Try it: Gather from the listing below each line that includes the word "重要报警", and copy it.
** Opening Given entries block **
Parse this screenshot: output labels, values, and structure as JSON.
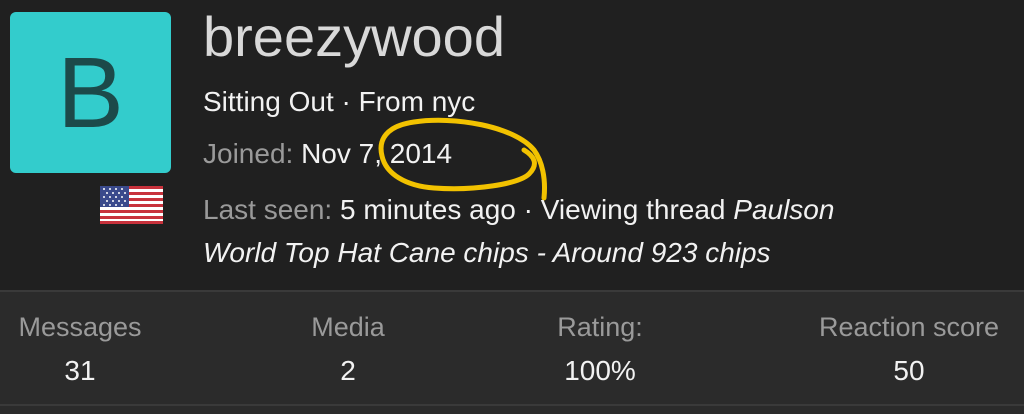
{
  "profile": {
    "avatar_letter": "B",
    "avatar_color": "#33cccc",
    "avatar_text_color": "#1c4a4a",
    "username": "breezywood",
    "status": "Sitting Out",
    "separator": "·",
    "location": "From nyc",
    "joined_label": "Joined:",
    "joined_date": "Nov 7, 2014",
    "last_seen_label": "Last seen:",
    "last_seen_time": "5 minutes ago",
    "activity_prefix": "· Viewing thread",
    "thread_title_part1": "Paulson",
    "thread_title_part2": "World Top Hat Cane chips - Around 923 chips",
    "flag_icon": "us-flag-icon",
    "highlight_color": "#f2c200"
  },
  "stats": [
    {
      "label": "Messages",
      "value": "31"
    },
    {
      "label": "Media",
      "value": "2"
    },
    {
      "label": "Rating:",
      "value": "100%"
    },
    {
      "label": "Reaction score",
      "value": "50"
    }
  ]
}
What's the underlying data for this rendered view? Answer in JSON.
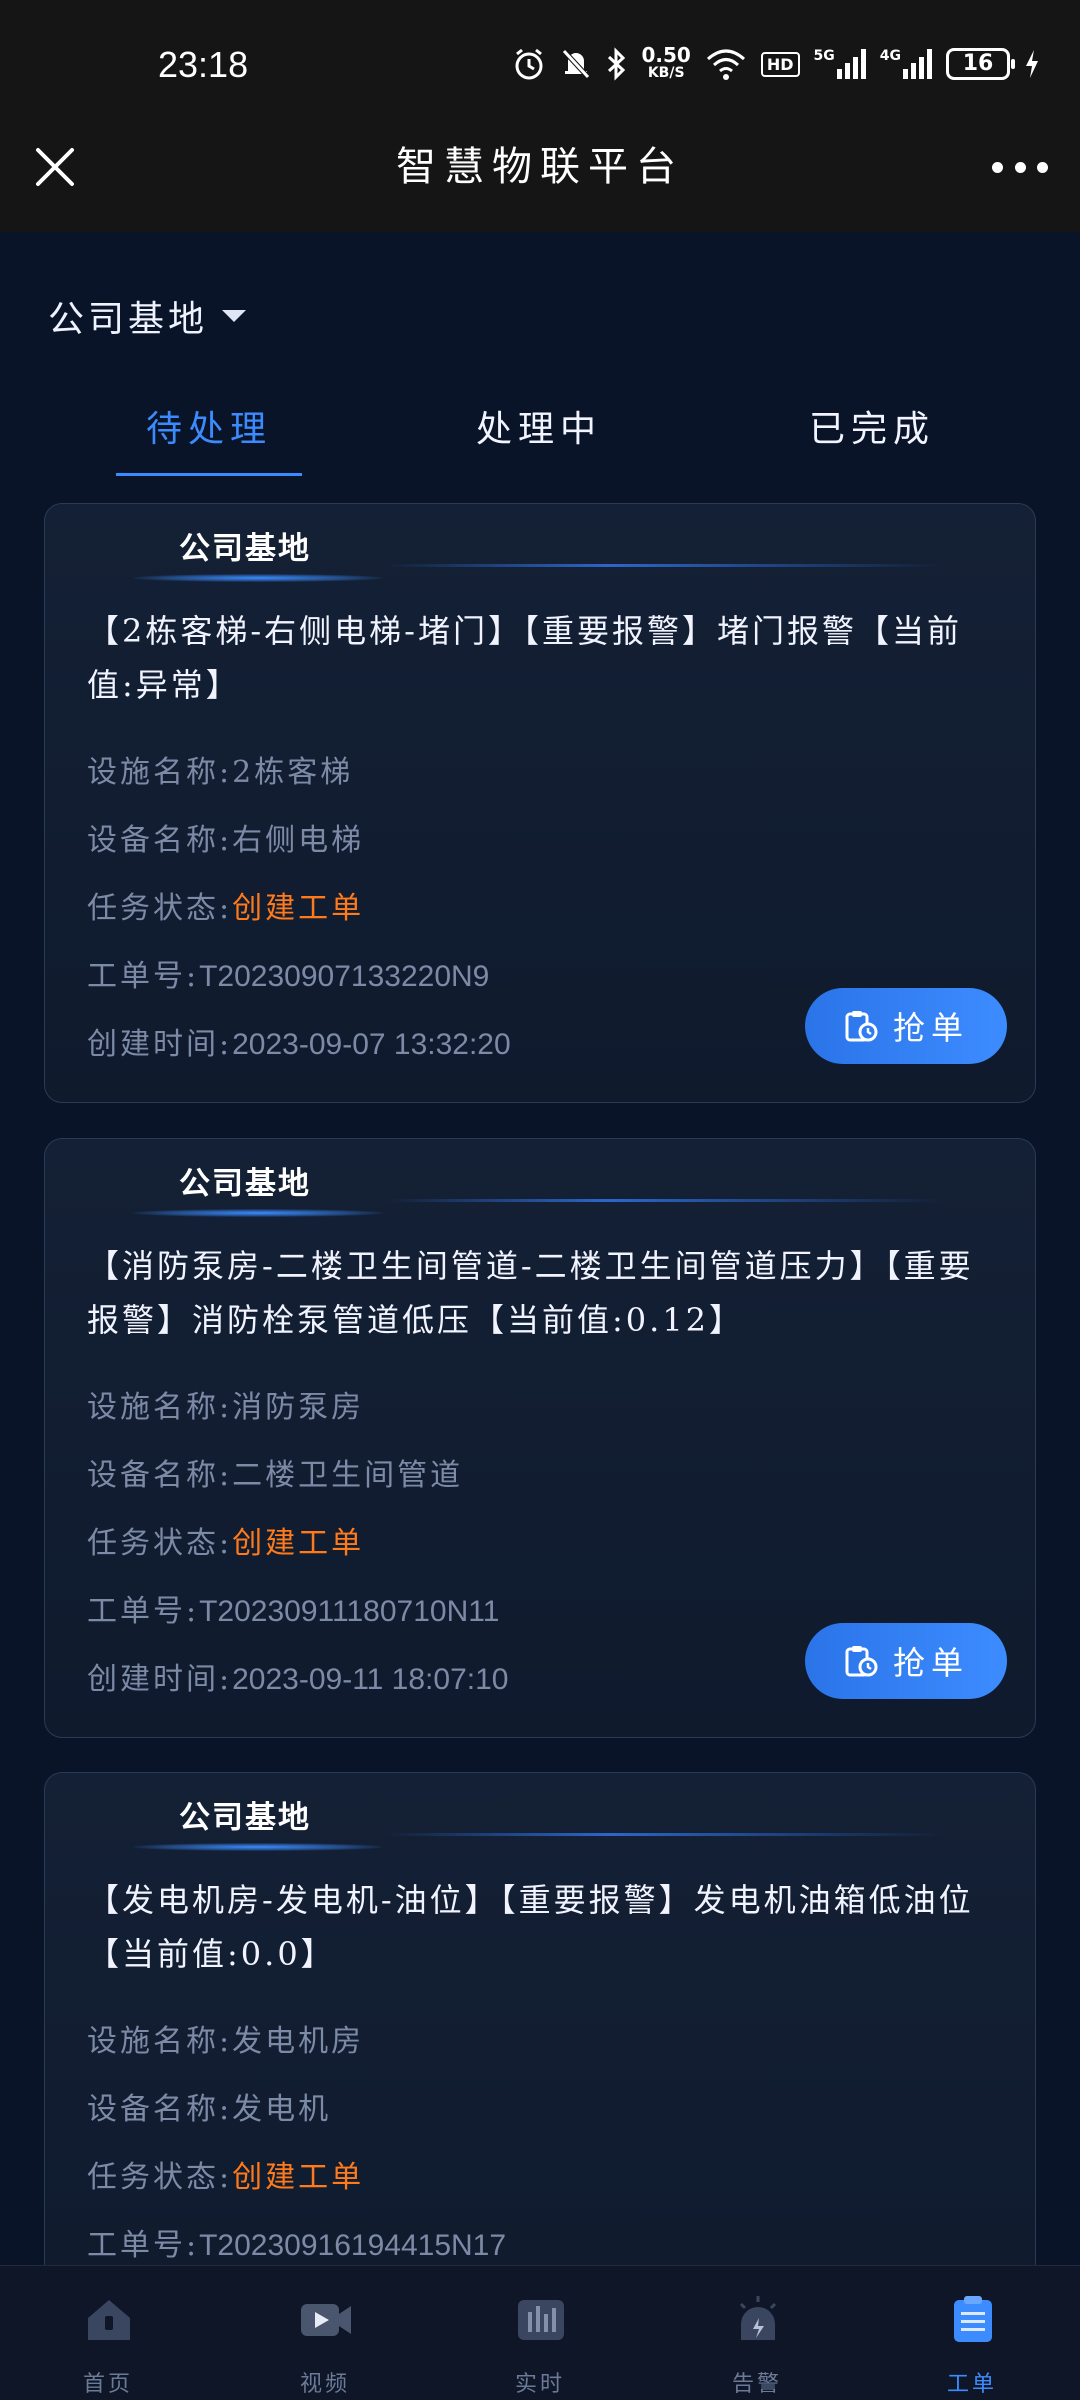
{
  "status_bar": {
    "time": "23:18",
    "net_speed": "0.50",
    "net_unit": "KB/S",
    "hd": "HD",
    "sig1": "5G",
    "sig2": "4G",
    "battery": "16"
  },
  "header": {
    "title": "智慧物联平台"
  },
  "location": {
    "label": "公司基地"
  },
  "tabs": [
    {
      "label": "待处理"
    },
    {
      "label": "处理中"
    },
    {
      "label": "已完成"
    }
  ],
  "field_labels": {
    "facility": "设施名称:",
    "device": "设备名称:",
    "status": "任务状态:",
    "order_no": "工单号:",
    "created": "创建时间:"
  },
  "grab_button": "抢单",
  "cards": [
    {
      "site": "公司基地",
      "desc": "【2栋客梯-右侧电梯-堵门】【重要报警】堵门报警【当前值:异常】",
      "facility": "2栋客梯",
      "device": "右侧电梯",
      "status": "创建工单",
      "order_no": "T20230907133220N9",
      "created": "2023-09-07 13:32:20"
    },
    {
      "site": "公司基地",
      "desc": "【消防泵房-二楼卫生间管道-二楼卫生间管道压力】【重要报警】消防栓泵管道低压【当前值:0.12】",
      "facility": "消防泵房",
      "device": "二楼卫生间管道",
      "status": "创建工单",
      "order_no": "T20230911180710N11",
      "created": "2023-09-11 18:07:10"
    },
    {
      "site": "公司基地",
      "desc": "【发电机房-发电机-油位】【重要报警】发电机油箱低油位【当前值:0.0】",
      "facility": "发电机房",
      "device": "发电机",
      "status": "创建工单",
      "order_no": "T20230916194415N17",
      "created": ""
    }
  ],
  "bottom_nav": [
    {
      "label": "首页",
      "icon": "home-icon"
    },
    {
      "label": "视频",
      "icon": "video-icon"
    },
    {
      "label": "实时",
      "icon": "realtime-chart-icon"
    },
    {
      "label": "告警",
      "icon": "alarm-icon"
    },
    {
      "label": "工单",
      "icon": "work-order-icon"
    }
  ],
  "colors": {
    "background": "#0a1428",
    "accent": "#3d8cff",
    "status": "#ff7a1a",
    "muted": "#7c8aa6"
  }
}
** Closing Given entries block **
Exercise answer:
      "desc": "【2栋客梯-右侧电梯-堵门】【重要报警】堵门报警【当前值:异常】",
      "desc": "【消防泵房-二楼卫生间管道-二楼卫生间管道压力】【重要报警】消防栓泵管道低压【当前值:0.12】",
      "desc": "【发电机房-发电机-油位】【重要报警】发电机油箱低油位【当前值:0.0】",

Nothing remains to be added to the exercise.